Drug addicts in the North find a long road to rehab - literally
Many drug addicts undergoing rehabilitation have returned to crime, begging and prostitution since privatization led to the closure of Haifa's residential rehab center in January, according to addicts who are now in outpatient treatment in the city.
The Haifa center was formerly the North's only public residential treatment center. But the Health Ministry decided to privatize its residential rehab program to cut costs, and the tender winner opted to establish the North's new rehab center at Kiryat Shlomo, in the center of the country near Kfar Sava.
This was possible because the tender defined the "northern district" as anywhere north of Kfar Sava.
The Kiryat Shlomo center declined to say how many northerners it has treated since it opened. But officials at Haifa's outpatient center believe the number is very small. "Why should I travel to Kfar Sava when I don't have the price of the fare?" asked Miki, who is undergoing treatment at the outpatient center.

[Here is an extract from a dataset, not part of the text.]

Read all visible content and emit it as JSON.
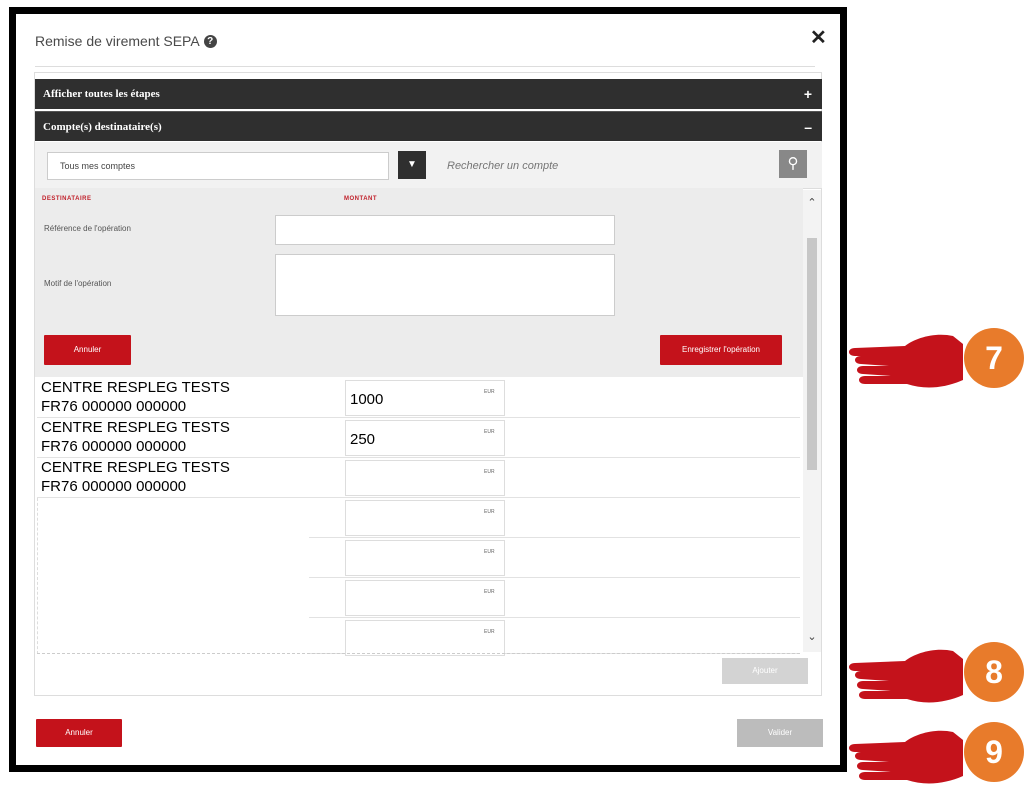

Fuad Hijab, a former addict who was successfully treated in Haifa's residential center 15 years ago and began working as a counselor at the outpatient clinic two years later, explained that drug addicts, even more than other people, fear going to a strange place where they will not know anyone.
"What is most powerful about residential rehab is that you meet people you know, who you've done drugs with, and you see that they're getting clean. And that works on you," he said. "There are moments of breakdown when you need friends around you. The chance of that happening in Kfar Sava is slim."
The Haifa center had 16 beds. Generally, addicts were housed there for three weeks until the crisis had passed, after which they continued treatment on an outpatient basis. Over the years, thousands of addicts passed through the center. Today, all that remains of it is the outpatient program and a dispensary where addicts can pick up their methadone.
Professor Eli Leventhal, who ran the center for 25 years, said that the ministry's "savings" will end up costing Israeli society dearly.
"A drug addict is a walking disaster," he said. "He costs the state half a million shekels a year through theft and crime, prison terms, hospitalization, the spread of sexual diseases." In contrast, he said, residential treatment cost the state only NIS 270 per addict per day.
Leventhal said that on a recent visit to the emergency room in Haifa's Rambam Medical Center, he saw six addicts who had either been in or were awaiting treatment at the residential center when it closed. Several of the addicts now in outpatient treatment concurred.
"Friends who were with me here are today in jail, and some are in the hospital following suicide attempts," said Haim, one of the addicts.
However, the Coastal District Police said they have not noticed any increase in crime involving drug addicts over the last few months.
In response, the Health Ministry said it was the Finance Ministry's decision to privatize the clinic, but stressed that the tender winner had knowledge and experience in drug rehabilitation. Moreover, it argued, precisely because the residential center is residential, "proximity to [the addict's] place of residence during this period is irrelevant."